  • We have created 786 new jobs, or 1,615 including the new business owners
  • These businesses have increase their turnover by £32m in the past two years
  • For every £1 invested by the LDA and British Library, we have gained an average turnover increase of £4.61
  • We have generated a Net Present Value of £11.3m to the public purse

The report also shows how much entrepreneurs value our services:

  • 98% would recommend the Centre to others
  • 97% will continue to use the Centre
  • 89% achieved success with the Centre’s help

The most under-rated invention ?

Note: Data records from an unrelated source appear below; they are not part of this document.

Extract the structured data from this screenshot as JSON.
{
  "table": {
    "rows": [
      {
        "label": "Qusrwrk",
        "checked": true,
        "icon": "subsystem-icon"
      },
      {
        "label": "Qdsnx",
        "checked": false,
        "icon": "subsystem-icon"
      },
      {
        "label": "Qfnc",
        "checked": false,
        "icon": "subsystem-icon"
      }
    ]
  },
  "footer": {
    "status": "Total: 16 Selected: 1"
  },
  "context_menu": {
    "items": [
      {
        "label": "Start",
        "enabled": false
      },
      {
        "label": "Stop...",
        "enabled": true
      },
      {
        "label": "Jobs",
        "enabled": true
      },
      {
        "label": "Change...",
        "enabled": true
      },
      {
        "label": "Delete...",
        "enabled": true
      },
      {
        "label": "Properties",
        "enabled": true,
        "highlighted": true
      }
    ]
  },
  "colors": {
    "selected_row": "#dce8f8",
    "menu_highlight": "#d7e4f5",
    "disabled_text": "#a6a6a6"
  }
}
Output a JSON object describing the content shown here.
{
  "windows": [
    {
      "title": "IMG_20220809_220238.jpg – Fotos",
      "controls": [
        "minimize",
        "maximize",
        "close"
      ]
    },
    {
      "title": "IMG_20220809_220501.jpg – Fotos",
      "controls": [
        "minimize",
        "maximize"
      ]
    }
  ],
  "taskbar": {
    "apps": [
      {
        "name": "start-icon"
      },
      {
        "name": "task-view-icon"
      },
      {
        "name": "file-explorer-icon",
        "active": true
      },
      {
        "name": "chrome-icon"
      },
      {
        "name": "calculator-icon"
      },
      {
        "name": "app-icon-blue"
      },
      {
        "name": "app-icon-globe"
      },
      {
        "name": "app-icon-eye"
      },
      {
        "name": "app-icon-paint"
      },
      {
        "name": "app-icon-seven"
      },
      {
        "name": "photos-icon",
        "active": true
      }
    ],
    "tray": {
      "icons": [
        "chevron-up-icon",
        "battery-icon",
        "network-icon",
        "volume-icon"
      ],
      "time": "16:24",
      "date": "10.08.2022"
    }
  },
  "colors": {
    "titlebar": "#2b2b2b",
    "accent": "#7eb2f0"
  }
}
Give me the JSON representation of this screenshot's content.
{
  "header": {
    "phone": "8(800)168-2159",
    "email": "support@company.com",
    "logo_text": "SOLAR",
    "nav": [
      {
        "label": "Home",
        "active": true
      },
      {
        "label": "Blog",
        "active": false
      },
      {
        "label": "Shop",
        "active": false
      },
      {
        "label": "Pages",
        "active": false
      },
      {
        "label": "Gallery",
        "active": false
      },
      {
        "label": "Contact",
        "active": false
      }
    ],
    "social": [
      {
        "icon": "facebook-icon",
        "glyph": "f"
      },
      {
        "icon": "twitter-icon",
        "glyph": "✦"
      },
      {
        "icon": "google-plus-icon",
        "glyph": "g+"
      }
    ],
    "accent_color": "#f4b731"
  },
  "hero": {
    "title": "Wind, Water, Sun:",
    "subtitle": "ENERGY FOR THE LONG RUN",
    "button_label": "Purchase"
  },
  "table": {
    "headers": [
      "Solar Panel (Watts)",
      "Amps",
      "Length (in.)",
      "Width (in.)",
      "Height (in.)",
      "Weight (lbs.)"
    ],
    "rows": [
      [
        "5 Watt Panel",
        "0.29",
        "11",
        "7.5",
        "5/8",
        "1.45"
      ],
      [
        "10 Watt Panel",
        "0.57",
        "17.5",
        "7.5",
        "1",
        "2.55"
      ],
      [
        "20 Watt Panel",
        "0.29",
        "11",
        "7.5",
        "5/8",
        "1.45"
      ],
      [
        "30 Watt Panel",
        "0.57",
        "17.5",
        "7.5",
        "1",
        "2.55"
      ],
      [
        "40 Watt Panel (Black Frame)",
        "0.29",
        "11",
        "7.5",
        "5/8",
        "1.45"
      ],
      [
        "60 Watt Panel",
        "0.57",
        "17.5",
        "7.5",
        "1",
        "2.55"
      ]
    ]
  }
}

A competition has been launched by New Scientist to find the most under-rated invention. A book, Inventors and inventions, is on offer. Comments are requested by this Friday and already there are 160 comments [the 5 winners were announced on the 1 March].

I'd nominate the cargo or shipping container, as without it we would not have the numerous cheap electronic goods we take for granted. It's not just down to cheap labour. This secure way of shipping goods that prevents damage or theft, and that ensures easy loading and unloading, has transformed world trade.

Malcolm McLean's patent, Apparatus for shipping freight, was applied for in 1954. The drawings show the containers stacked on the deck, which is so normal today, rather than in the holds. McLean had run a road transport company before betting everything on containers and adapting a ship for the first experimental voyage. From the first he understood that standardization was vital to ensure the most efficient use of space. Later Singapore introduced bar codes, so that computers ensure that the containers are placed in the most efficient place on the ship for later unloading at ports.

There is a Wikipedia article on McLean.

19 February 2010